BOSTON (June 11, 2014) Researchers from Tufts have gained new insight into a protein associated with bipolar disorder. The study, published in the June 3 issue of Science Signaling, reveals that calcium channels in resting neurons activate the breakdown of Sp4, which belongs to a class of proteins called transcription factors that regulate gene expression.
This study, led by Grace Gill, identifies a molecular mechanism regulating Sp4 activity. Her previous research had determined that reduced levels of Sp4 in the brain are associated with bipolar disorder. Her work overall suggests that misregulation of Sp4 may contribute to the development of bipolar disorder.

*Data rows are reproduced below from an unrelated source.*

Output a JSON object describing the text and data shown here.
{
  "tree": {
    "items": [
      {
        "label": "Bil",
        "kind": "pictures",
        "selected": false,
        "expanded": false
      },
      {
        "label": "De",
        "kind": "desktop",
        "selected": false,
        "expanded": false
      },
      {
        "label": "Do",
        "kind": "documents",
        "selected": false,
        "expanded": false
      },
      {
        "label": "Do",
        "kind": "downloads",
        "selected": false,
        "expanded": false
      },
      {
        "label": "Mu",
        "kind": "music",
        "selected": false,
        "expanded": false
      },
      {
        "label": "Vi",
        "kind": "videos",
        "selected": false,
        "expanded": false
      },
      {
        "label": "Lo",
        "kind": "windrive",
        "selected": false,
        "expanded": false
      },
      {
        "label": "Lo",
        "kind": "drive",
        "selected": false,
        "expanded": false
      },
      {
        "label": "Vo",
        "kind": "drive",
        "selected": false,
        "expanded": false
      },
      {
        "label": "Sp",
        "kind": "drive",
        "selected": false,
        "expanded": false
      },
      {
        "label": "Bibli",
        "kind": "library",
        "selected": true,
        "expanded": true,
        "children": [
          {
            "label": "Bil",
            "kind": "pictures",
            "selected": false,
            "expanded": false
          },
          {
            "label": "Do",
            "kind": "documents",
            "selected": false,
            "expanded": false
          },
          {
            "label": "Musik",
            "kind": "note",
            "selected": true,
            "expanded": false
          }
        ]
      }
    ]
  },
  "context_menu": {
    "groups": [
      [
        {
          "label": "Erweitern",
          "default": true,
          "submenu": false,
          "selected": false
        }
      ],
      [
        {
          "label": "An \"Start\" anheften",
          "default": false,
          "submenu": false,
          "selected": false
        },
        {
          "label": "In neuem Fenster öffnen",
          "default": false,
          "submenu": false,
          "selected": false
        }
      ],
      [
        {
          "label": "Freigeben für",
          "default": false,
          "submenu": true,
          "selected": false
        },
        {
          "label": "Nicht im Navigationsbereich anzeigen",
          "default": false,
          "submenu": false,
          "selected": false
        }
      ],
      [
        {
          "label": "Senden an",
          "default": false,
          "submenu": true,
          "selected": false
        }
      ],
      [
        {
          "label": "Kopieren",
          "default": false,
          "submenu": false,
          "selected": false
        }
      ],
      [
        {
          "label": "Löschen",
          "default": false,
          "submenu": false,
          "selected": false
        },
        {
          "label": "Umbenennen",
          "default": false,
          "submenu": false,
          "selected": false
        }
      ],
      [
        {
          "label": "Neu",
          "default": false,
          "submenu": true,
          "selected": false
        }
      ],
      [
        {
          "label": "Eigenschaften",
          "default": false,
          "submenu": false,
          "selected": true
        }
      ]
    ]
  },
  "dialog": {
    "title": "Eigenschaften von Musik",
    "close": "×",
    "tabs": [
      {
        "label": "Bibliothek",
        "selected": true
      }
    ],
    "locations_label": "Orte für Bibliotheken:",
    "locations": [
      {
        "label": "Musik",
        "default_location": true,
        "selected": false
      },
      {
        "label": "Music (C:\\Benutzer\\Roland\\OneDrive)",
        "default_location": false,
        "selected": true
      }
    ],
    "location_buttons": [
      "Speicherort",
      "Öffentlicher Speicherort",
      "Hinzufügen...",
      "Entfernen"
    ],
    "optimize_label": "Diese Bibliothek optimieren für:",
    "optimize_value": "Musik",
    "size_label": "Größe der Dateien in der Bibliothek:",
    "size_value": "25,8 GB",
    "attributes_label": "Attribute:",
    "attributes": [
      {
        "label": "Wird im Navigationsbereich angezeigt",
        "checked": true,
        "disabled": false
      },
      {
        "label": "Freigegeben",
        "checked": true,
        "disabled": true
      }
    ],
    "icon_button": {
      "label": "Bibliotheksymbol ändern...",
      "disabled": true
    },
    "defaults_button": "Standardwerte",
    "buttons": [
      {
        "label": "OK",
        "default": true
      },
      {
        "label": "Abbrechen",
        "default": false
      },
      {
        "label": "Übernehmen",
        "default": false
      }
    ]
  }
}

"Understanding how transcription factors like Sp4 are regulated may provide us with ways to change neuronal gene expression to treat symptoms of mental illness, including bipolar disorder," said Gill, Ph.D., an associate professor in the department of developmental, molecular & chemical biology at Tufts University School of Medicine and member of the neuroscience; genetics; and cell, molecular and developmental biology program faculties at the Sackler School of Graduate Biomedical Sciences at Tufts.
The main goal of the study was to determine whether a specific type of calcium channel store-operated calcium channels drive the breakdown of Sp4 protein. Along the way, however, the research team also discovered that signaling by these calcium channels is most active in the so-called "off" or "resting" phase.

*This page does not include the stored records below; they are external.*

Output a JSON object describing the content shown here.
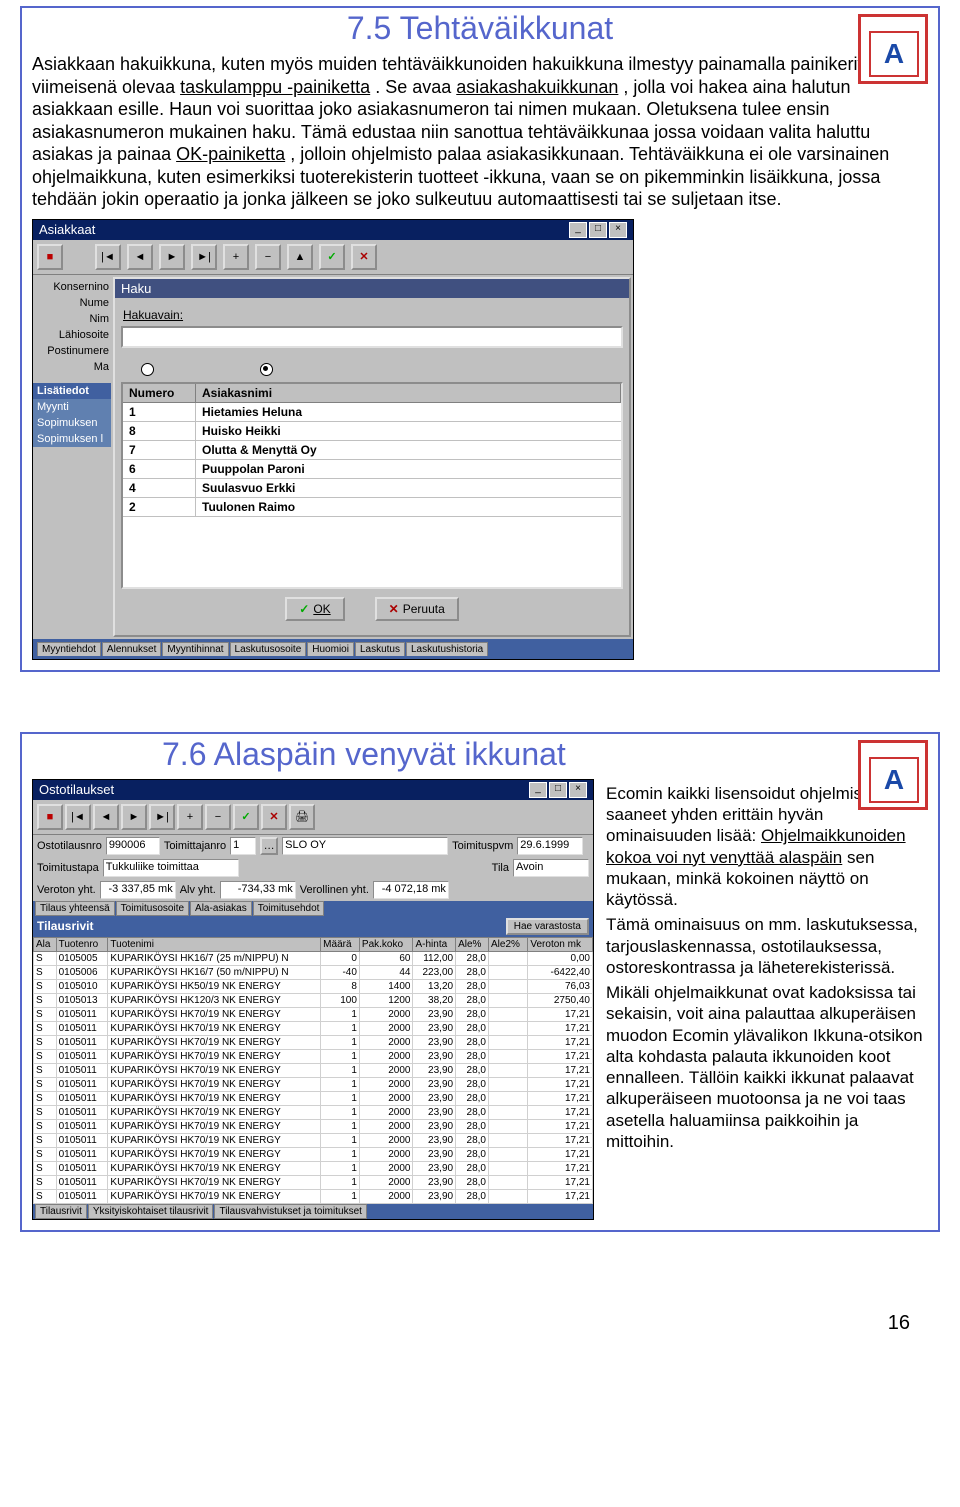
{
  "section1": {
    "title": "7.5 Tehtäväikkunat",
    "logo_letter": "A",
    "paragraph_parts": {
      "p1_a": "Asiakkaan hakuikkuna, kuten myös muiden tehtäväikkunoiden hakuikkuna ilmestyy painamalla painikerivin viimeisenä olevaa ",
      "p1_u1": "taskulamppu -painiketta",
      "p1_b": ". Se avaa ",
      "p1_u2": "asiakashakuikkunan",
      "p1_c": ", jolla voi hakea aina halutun asiakkaan esille. Haun voi suorittaa joko asiakasnumeron tai nimen mukaan. Oletuksena tulee ensin asiakasnumeron mukainen haku. Tämä edustaa niin sanottua tehtäväikkunaa jossa voidaan valita haluttu asiakas ja painaa ",
      "p1_u3": "OK-painiketta",
      "p1_d": ", jolloin ohjelmisto palaa asiakasikkunaan. Tehtäväikkuna ei ole varsinainen ohjelmaikkuna, kuten esimerkiksi tuoterekisterin tuotteet -ikkuna, vaan se on pikemminkin lisäikkuna, jossa tehdään jokin operaatio ja jonka jälkeen se joko sulkeutuu automaattisesti tai se suljetaan itse."
    },
    "asiakkaat": {
      "title": "Asiakkaat",
      "side": {
        "konserninro": "Konsernino",
        "numero": "Nume",
        "nimi": "Nim",
        "lahiosoite": "Lähiosoite",
        "postinumero": "Postinumere",
        "maa": "Ma",
        "lisatiedot": "Lisätiedot",
        "myynti": "Myynti",
        "sopimuksen": "Sopimuksen",
        "sopimuksen2": "Sopimuksen l"
      },
      "haku": {
        "title": "Haku",
        "avain": "Hakuavain:",
        "col_numero": "Numero",
        "col_nimi": "Asiakasnimi",
        "rows": [
          {
            "n": "1",
            "nimi": "Hietamies Heluna"
          },
          {
            "n": "8",
            "nimi": "Huisko Heikki"
          },
          {
            "n": "7",
            "nimi": "Olutta & Menyttä Oy"
          },
          {
            "n": "6",
            "nimi": "Puuppolan Paroni"
          },
          {
            "n": "4",
            "nimi": "Suulasvuo Erkki"
          },
          {
            "n": "2",
            "nimi": "Tuulonen Raimo"
          }
        ],
        "ok": "OK",
        "peruuta": "Peruuta"
      },
      "tabs": [
        "Myyntiehdot",
        "Alennukset",
        "Myyntihinnat",
        "Laskutusosoite",
        "Huomioi",
        "Laskutus",
        "Laskutushistoria"
      ]
    }
  },
  "section2": {
    "title": "7.6 Alaspäin venyvät ikkunat",
    "logo_letter": "A",
    "side": {
      "p1": "Ecomin kaikki lisensoidut ohjelmistot ovat saaneet yhden erittäin hyvän ominaisuuden lisää: ",
      "p1_u": "Ohjelmaikkunoiden kokoa voi nyt venyttää alaspäin",
      "p1_b": " sen mukaan, minkä kokoinen näyttö on käytössä.",
      "p2": "Tämä ominaisuus on mm. laskutuksessa, tarjouslaskennassa, ostotilauksessa, ostoreskontrassa ja läheterekisterissä.",
      "p3": "Mikäli ohjelmaikkunat ovat kadoksissa tai sekaisin, voit aina palauttaa alkuperäisen muodon Ecomin ylävalikon Ikkuna-otsikon alta kohdasta palauta ikkunoiden koot ennalleen. Tällöin kaikki ikkunat palaavat alkuperäiseen muotoonsa ja ne voi taas asetella haluamiinsa paikkoihin ja mittoihin."
    },
    "osto": {
      "title": "Ostotilaukset",
      "fields": {
        "ostotilausnro_l": "Ostotilausnro",
        "ostotilausnro": "990006",
        "toimittajanro_l": "Toimittajanro",
        "toimittajanro": "1",
        "toimittaja": "SLO OY",
        "toimituspvm_l": "Toimituspvm",
        "toimituspvm": "29.6.1999",
        "toimitustapa_l": "Toimitustapa",
        "toimitustapa": "Tukkuliike toimittaa",
        "tila_l": "Tila",
        "tila": "Avoin",
        "veroton_l": "Veroton yht.",
        "veroton": "-3 337,85 mk",
        "alv_l": "Alv yht.",
        "alv": "-734,33 mk",
        "verollinen_l": "Verollinen yht.",
        "verollinen": "-4 072,18 mk"
      },
      "midtabs": [
        "Tilaus yhteensä",
        "Toimitusosoite",
        "Ala-asiakas",
        "Toimitusehdot"
      ],
      "strip": "Tilausrivit",
      "hae": "Hae varastosta",
      "headers": [
        "Ala",
        "Tuotenro",
        "Tuotenimi",
        "Määrä",
        "Pak.koko",
        "A-hinta",
        "Ale%",
        "Ale2%",
        "Veroton mk"
      ],
      "rows": [
        [
          "S",
          "0105005",
          "KUPARIKÖYSI HK16/7 (25 m/NIPPU) N",
          "0",
          "60",
          "112,00",
          "28,0",
          "",
          "0,00"
        ],
        [
          "S",
          "0105006",
          "KUPARIKÖYSI HK16/7 (50 m/NIPPU) N",
          "-40",
          "44",
          "223,00",
          "28,0",
          "",
          "-6422,40"
        ],
        [
          "S",
          "0105010",
          "KUPARIKÖYSI HK50/19 NK ENERGY",
          "8",
          "1400",
          "13,20",
          "28,0",
          "",
          "76,03"
        ],
        [
          "S",
          "0105013",
          "KUPARIKÖYSI HK120/3 NK ENERGY",
          "100",
          "1200",
          "38,20",
          "28,0",
          "",
          "2750,40"
        ],
        [
          "S",
          "0105011",
          "KUPARIKÖYSI HK70/19 NK ENERGY",
          "1",
          "2000",
          "23,90",
          "28,0",
          "",
          "17,21"
        ],
        [
          "S",
          "0105011",
          "KUPARIKÖYSI HK70/19 NK ENERGY",
          "1",
          "2000",
          "23,90",
          "28,0",
          "",
          "17,21"
        ],
        [
          "S",
          "0105011",
          "KUPARIKÖYSI HK70/19 NK ENERGY",
          "1",
          "2000",
          "23,90",
          "28,0",
          "",
          "17,21"
        ],
        [
          "S",
          "0105011",
          "KUPARIKÖYSI HK70/19 NK ENERGY",
          "1",
          "2000",
          "23,90",
          "28,0",
          "",
          "17,21"
        ],
        [
          "S",
          "0105011",
          "KUPARIKÖYSI HK70/19 NK ENERGY",
          "1",
          "2000",
          "23,90",
          "28,0",
          "",
          "17,21"
        ],
        [
          "S",
          "0105011",
          "KUPARIKÖYSI HK70/19 NK ENERGY",
          "1",
          "2000",
          "23,90",
          "28,0",
          "",
          "17,21"
        ],
        [
          "S",
          "0105011",
          "KUPARIKÖYSI HK70/19 NK ENERGY",
          "1",
          "2000",
          "23,90",
          "28,0",
          "",
          "17,21"
        ],
        [
          "S",
          "0105011",
          "KUPARIKÖYSI HK70/19 NK ENERGY",
          "1",
          "2000",
          "23,90",
          "28,0",
          "",
          "17,21"
        ],
        [
          "S",
          "0105011",
          "KUPARIKÖYSI HK70/19 NK ENERGY",
          "1",
          "2000",
          "23,90",
          "28,0",
          "",
          "17,21"
        ],
        [
          "S",
          "0105011",
          "KUPARIKÖYSI HK70/19 NK ENERGY",
          "1",
          "2000",
          "23,90",
          "28,0",
          "",
          "17,21"
        ],
        [
          "S",
          "0105011",
          "KUPARIKÖYSI HK70/19 NK ENERGY",
          "1",
          "2000",
          "23,90",
          "28,0",
          "",
          "17,21"
        ],
        [
          "S",
          "0105011",
          "KUPARIKÖYSI HK70/19 NK ENERGY",
          "1",
          "2000",
          "23,90",
          "28,0",
          "",
          "17,21"
        ],
        [
          "S",
          "0105011",
          "KUPARIKÖYSI HK70/19 NK ENERGY",
          "1",
          "2000",
          "23,90",
          "28,0",
          "",
          "17,21"
        ],
        [
          "S",
          "0105011",
          "KUPARIKÖYSI HK70/19 NK ENERGY",
          "1",
          "2000",
          "23,90",
          "28,0",
          "",
          "17,21"
        ]
      ],
      "tabs": [
        "Tilausrivit",
        "Yksityiskohtaiset tilausrivit",
        "Tilausvahvistukset ja toimitukset"
      ]
    }
  },
  "page_number": "16"
}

"The calcium-signaling regulation of Sp4 during the resting phase was unexpected and suggests two things: resting neurons are more active than we had thought and calcium signaling influences gene expression in both active and resting neurons," Gill said.
"We tend to think about cells being "on" or "off," but the reality of the biology is far more complex. Cells are always busy," she continued.
In neurons cells that can be stimulate
|Contact: Siobhan Gallagher|
Tufts University, Health Sciences Campus